**** GIVEN DATA ****

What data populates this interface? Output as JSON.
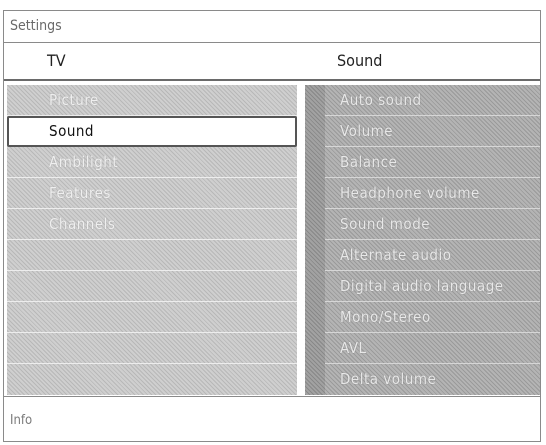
{
  "window": {
    "title": "Settings"
  },
  "header": {
    "left": "TV",
    "right": "Sound"
  },
  "left_menu": {
    "items": [
      {
        "label": "Picture",
        "selected": false
      },
      {
        "label": "Sound",
        "selected": true
      },
      {
        "label": "Ambilight",
        "selected": false
      },
      {
        "label": "Features",
        "selected": false
      },
      {
        "label": "Channels",
        "selected": false
      },
      {
        "label": "",
        "selected": false
      },
      {
        "label": "",
        "selected": false
      },
      {
        "label": "",
        "selected": false
      },
      {
        "label": "",
        "selected": false
      },
      {
        "label": "",
        "selected": false
      }
    ]
  },
  "right_menu": {
    "items": [
      {
        "label": "Auto sound"
      },
      {
        "label": "Volume"
      },
      {
        "label": "Balance"
      },
      {
        "label": "Headphone volume"
      },
      {
        "label": "Sound mode"
      },
      {
        "label": "Alternate audio"
      },
      {
        "label": "Digital audio language"
      },
      {
        "label": "Mono/Stereo"
      },
      {
        "label": "AVL"
      },
      {
        "label": "Delta volume"
      }
    ]
  },
  "footer": {
    "label": "Info"
  }
}
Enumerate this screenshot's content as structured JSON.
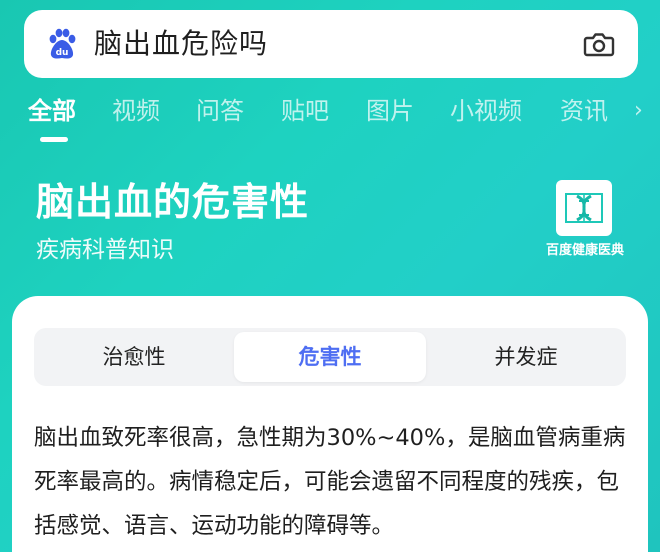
{
  "search": {
    "query": "脑出血危险吗",
    "logo_icon": "baidu-paw-icon",
    "camera_icon": "camera-icon"
  },
  "tabs": [
    {
      "label": "全部",
      "active": true
    },
    {
      "label": "视频",
      "active": false
    },
    {
      "label": "问答",
      "active": false
    },
    {
      "label": "贴吧",
      "active": false
    },
    {
      "label": "图片",
      "active": false
    },
    {
      "label": "小视频",
      "active": false
    },
    {
      "label": "资讯",
      "active": false
    }
  ],
  "knowledge": {
    "title": "脑出血的危害性",
    "subtitle": "疾病科普知识",
    "brand_label": "百度健康医典",
    "brand_icon": "dna-book-icon"
  },
  "segment": {
    "items": [
      {
        "label": "治愈性",
        "active": false
      },
      {
        "label": "危害性",
        "active": true
      },
      {
        "label": "并发症",
        "active": false
      }
    ]
  },
  "content": {
    "description": "脑出血致死率很高，急性期为30%~40%，是脑血管病重病死率最高的。病情稳定后，可能会遗留不同程度的残疾，包括感觉、语言、运动功能的障碍等。"
  },
  "colors": {
    "background": "#1ed2c0",
    "accent": "#4e6ef2",
    "card": "#ffffff"
  }
}
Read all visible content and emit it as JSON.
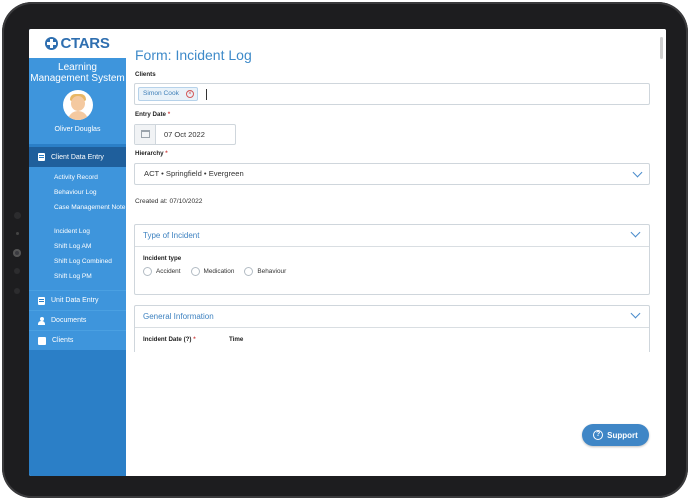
{
  "app": {
    "logo_text": "CTARS",
    "system_title": "Learning Management System",
    "user_name": "Oliver Douglas"
  },
  "sidebar": {
    "sections": [
      {
        "label": "Client Data Entry",
        "icon": "document-icon",
        "active": true
      },
      {
        "label": "Unit Data Entry",
        "icon": "document-icon",
        "active": false
      },
      {
        "label": "Documents",
        "icon": "person-icon",
        "active": false
      },
      {
        "label": "Clients",
        "icon": "cards-icon",
        "active": false
      }
    ],
    "sub_items": [
      {
        "label": "Activity Record"
      },
      {
        "label": "Behaviour Log"
      },
      {
        "label": "Case Management Note"
      },
      {
        "label": "Incident Log"
      },
      {
        "label": "Shift Log AM"
      },
      {
        "label": "Shift Log Combined"
      },
      {
        "label": "Shift Log PM"
      }
    ]
  },
  "form": {
    "title": "Form: Incident Log",
    "clients_label": "Clients",
    "client_chip": "Simon Cook",
    "entry_date_label": "Entry Date",
    "entry_date_value": "07 Oct 2022",
    "hierarchy_label": "Hierarchy",
    "hierarchy_value": "ACT  •  Springfield  •  Evergreen",
    "created_at": "Created at: 07/10/2022",
    "required_mark": "*"
  },
  "panels": {
    "type_of_incident": {
      "title": "Type of Incident",
      "field_label": "Incident type",
      "options": [
        "Accident",
        "Medication",
        "Behaviour"
      ]
    },
    "general_information": {
      "title": "General Information",
      "incident_date_label": "Incident Date (?)",
      "time_label": "Time"
    }
  },
  "support": {
    "label": "Support"
  },
  "colors": {
    "sidebar": "#2b7fc7",
    "sidebar_light": "#3e95dc",
    "active_section": "#1f5f9c",
    "accent": "#3e8ac9",
    "support_button": "#3f86c6"
  }
}
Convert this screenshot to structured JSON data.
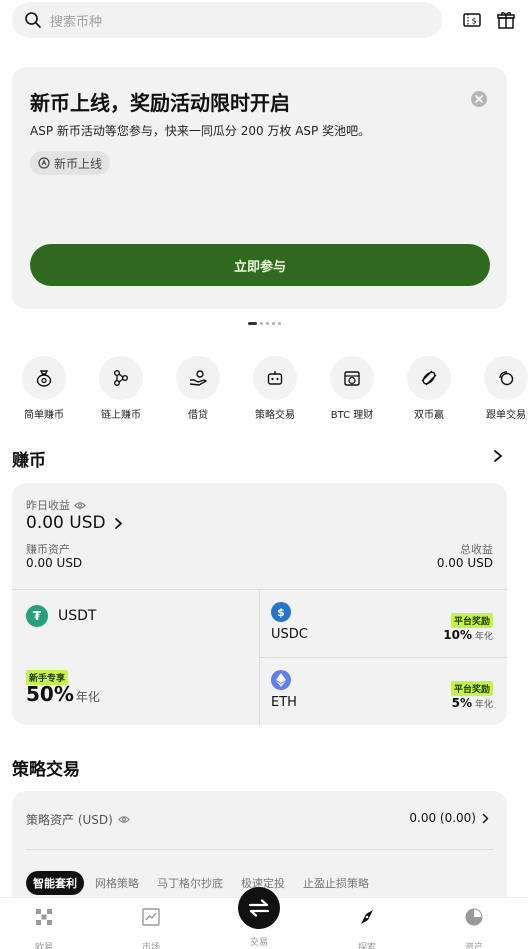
{
  "search": {
    "placeholder": "搜索币种"
  },
  "banner": {
    "title": "新币上线，奖励活动限时开启",
    "subtitle": "ASP 新币活动等您参与，快来一同瓜分 200 万枚 ASP 奖池吧。",
    "tag": "新币上线",
    "cta": "立即参与",
    "page_count": 5,
    "active_page": 1
  },
  "products": [
    {
      "label": "简单赚币",
      "icon": "money-bag-icon"
    },
    {
      "label": "链上赚币",
      "icon": "chain-nodes-icon"
    },
    {
      "label": "借贷",
      "icon": "hand-coin-icon"
    },
    {
      "label": "策略交易",
      "icon": "robot-icon"
    },
    {
      "label": "BTC 理财",
      "icon": "btc-calendar-icon"
    },
    {
      "label": "双币赢",
      "icon": "dual-coin-icon"
    },
    {
      "label": "跟单交易",
      "icon": "copy-trade-icon"
    }
  ],
  "earn": {
    "heading": "赚币",
    "yesterday_label": "昨日收益",
    "yesterday_value": "0.00 USD",
    "assets_label": "赚币资产",
    "assets_value": "0.00 USD",
    "total_label": "总收益",
    "total_value": "0.00 USD",
    "usdt": {
      "name": "USDT",
      "badge": "新手专享",
      "rate": "50%",
      "unit": "年化"
    },
    "usdc": {
      "name": "USDC",
      "badge": "平台奖励",
      "rate": "10%",
      "unit": "年化"
    },
    "eth": {
      "name": "ETH",
      "badge": "平台奖励",
      "rate": "5%",
      "unit": "年化"
    }
  },
  "strategy": {
    "heading": "策略交易",
    "assets_label": "策略资产 (USD)",
    "assets_value": "0.00 (0.00)",
    "tabs": [
      "智能套利",
      "网格策略",
      "马丁格尔抄底",
      "极速定投",
      "止盈止损策略"
    ],
    "active_tab": 0
  },
  "nav": {
    "items": [
      "欧易",
      "市场",
      "交易",
      "探索",
      "资产"
    ],
    "active": 3
  },
  "colors": {
    "brand_green": "#2f6a1e",
    "badge_lime": "#c7f24a",
    "usdt_green": "#26a17b",
    "usdc_blue": "#2775ca",
    "eth_blue": "#627eea"
  }
}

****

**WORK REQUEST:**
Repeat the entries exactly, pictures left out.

**ANSWER SPACE:**
What data populates this interface? Output as JSON.
{
  "window": {
    "title": "Settings"
  },
  "header": {
    "left": "TV",
    "right": "Sound"
  },
  "left_menu": {
    "items": [
      {
        "label": "Picture",
        "selected": false
      },
      {
        "label": "Sound",
        "selected": true
      },
      {
        "label": "Ambilight",
        "selected": false
      },
      {
        "label": "Features",
        "selected": false
      },
      {
        "label": "Channels",
        "selected": false
      },
      {
        "label": "",
        "selected": false
      },
      {
        "label": "",
        "selected": false
      },
      {
        "label": "",
        "selected": false
      },
      {
        "label": "",
        "selected": false
      },
      {
        "label": "",
        "selected": false
      }
    ]
  },
  "right_menu": {
    "items": [
      {
        "label": "Auto sound"
      },
      {
        "label": "Volume"
      },
      {
        "label": "Balance"
      },
      {
        "label": "Headphone volume"
      },
      {
        "label": "Sound mode"
      },
      {
        "label": "Alternate audio"
      },
      {
        "label": "Digital audio language"
      },
      {
        "label": "Mono/Stereo"
      },
      {
        "label": "AVL"
      },
      {
        "label": "Delta volume"
      }
    ]
  },
  "footer": {
    "label": "Info"
  }
}
Enumerate this screenshot's content as structured JSON.
{
  "search": {
    "query": "脑出血危险吗",
    "logo_icon": "baidu-paw-icon",
    "camera_icon": "camera-icon"
  },
  "tabs": [
    {
      "label": "全部",
      "active": true
    },
    {
      "label": "视频",
      "active": false
    },
    {
      "label": "问答",
      "active": false
    },
    {
      "label": "贴吧",
      "active": false
    },
    {
      "label": "图片",
      "active": false
    },
    {
      "label": "小视频",
      "active": false
    },
    {
      "label": "资讯",
      "active": false
    }
  ],
  "knowledge": {
    "title": "脑出血的危害性",
    "subtitle": "疾病科普知识",
    "brand_label": "百度健康医典",
    "brand_icon": "dna-book-icon"
  },
  "segment": {
    "items": [
      {
        "label": "治愈性",
        "active": false
      },
      {
        "label": "危害性",
        "active": true
      },
      {
        "label": "并发症",
        "active": false
      }
    ]
  },
  "content": {
    "description": "脑出血致死率很高，急性期为30%~40%，是脑血管病重病死率最高的。病情稳定后，可能会遗留不同程度的残疾，包括感觉、语言、运动功能的障碍等。"
  },
  "colors": {
    "background": "#1ed2c0",
    "accent": "#4e6ef2",
    "card": "#ffffff"
  }
}
Read all visible content and emit it as JSON.
{
  "app": {
    "logo_text": "CTARS",
    "system_title": "Learning Management System",
    "user_name": "Oliver Douglas"
  },
  "sidebar": {
    "sections": [
      {
        "label": "Client Data Entry",
        "icon": "document-icon",
        "active": true
      },
      {
        "label": "Unit Data Entry",
        "icon": "document-icon",
        "active": false
      },
      {
        "label": "Documents",
        "icon": "person-icon",
        "active": false
      },
      {
        "label": "Clients",
        "icon": "cards-icon",
        "active": false
      }
    ],
    "sub_items": [
      {
        "label": "Activity Record"
      },
      {
        "label": "Behaviour Log"
      },
      {
        "label": "Case Management Note"
      },
      {
        "label": "Incident Log"
      },
      {
        "label": "Shift Log AM"
      },
      {
        "label": "Shift Log Combined"
      },
      {
        "label": "Shift Log PM"
      }
    ]
  },
  "form": {
    "title": "Form: Incident Log",
    "clients_label": "Clients",
    "client_chip": "Simon Cook",
    "entry_date_label": "Entry Date",
    "entry_date_value": "07 Oct 2022",
    "hierarchy_label": "Hierarchy",
    "hierarchy_value": "ACT  •  Springfield  •  Evergreen",
    "created_at": "Created at: 07/10/2022",
    "required_mark": "*"
  },
  "panels": {
    "type_of_incident": {
      "title": "Type of Incident",
      "field_label": "Incident type",
      "options": [
        "Accident",
        "Medication",
        "Behaviour"
      ]
    },
    "general_information": {
      "title": "General Information",
      "incident_date_label": "Incident Date (?)",
      "time_label": "Time"
    }
  },
  "support": {
    "label": "Support"
  },
  "colors": {
    "sidebar": "#2b7fc7",
    "sidebar_light": "#3e95dc",
    "active_section": "#1f5f9c",
    "accent": "#3e8ac9",
    "support_button": "#3f86c6"
  }
}
Convert this screenshot to structured JSON data.
{
  "search": {
    "placeholder": "搜索币种"
  },
  "banner": {
    "title": "新币上线，奖励活动限时开启",
    "subtitle": "ASP 新币活动等您参与，快来一同瓜分 200 万枚 ASP 奖池吧。",
    "tag": "新币上线",
    "cta": "立即参与",
    "page_count": 5,
    "active_page": 1
  },
  "products": [
    {
      "label": "简单赚币",
      "icon": "money-bag-icon"
    },
    {
      "label": "链上赚币",
      "icon": "chain-nodes-icon"
    },
    {
      "label": "借贷",
      "icon": "hand-coin-icon"
    },
    {
      "label": "策略交易",
      "icon": "robot-icon"
    },
    {
      "label": "BTC 理财",
      "icon": "btc-calendar-icon"
    },
    {
      "label": "双币赢",
      "icon": "dual-coin-icon"
    },
    {
      "label": "跟单交易",
      "icon": "copy-trade-icon"
    }
  ],
  "earn": {
    "heading": "赚币",
    "yesterday_label": "昨日收益",
    "yesterday_value": "0.00 USD",
    "assets_label": "赚币资产",
    "assets_value": "0.00 USD",
    "total_label": "总收益",
    "total_value": "0.00 USD",
    "usdt": {
      "name": "USDT",
      "badge": "新手专享",
      "rate": "50%",
      "unit": "年化"
    },
    "usdc": {
      "name": "USDC",
      "badge": "平台奖励",
      "rate": "10%",
      "unit": "年化"
    },
    "eth": {
      "name": "ETH",
      "badge": "平台奖励",
      "rate": "5%",
      "unit": "年化"
    }
  },
  "strategy": {
    "heading": "策略交易",
    "assets_label": "策略资产 (USD)",
    "assets_value": "0.00 (0.00)",
    "tabs": [
      "智能套利",
      "网格策略",
      "马丁格尔抄底",
      "极速定投",
      "止盈止损策略"
    ],
    "active_tab": 0
  },
  "nav": {
    "items": [
      "欧易",
      "市场",
      "交易",
      "探索",
      "资产"
    ],
    "active": 3
  },
  "colors": {
    "brand_green": "#2f6a1e",
    "badge_lime": "#c7f24a",
    "usdt_green": "#26a17b",
    "usdc_blue": "#2775ca",
    "eth_blue": "#627eea"
  }
}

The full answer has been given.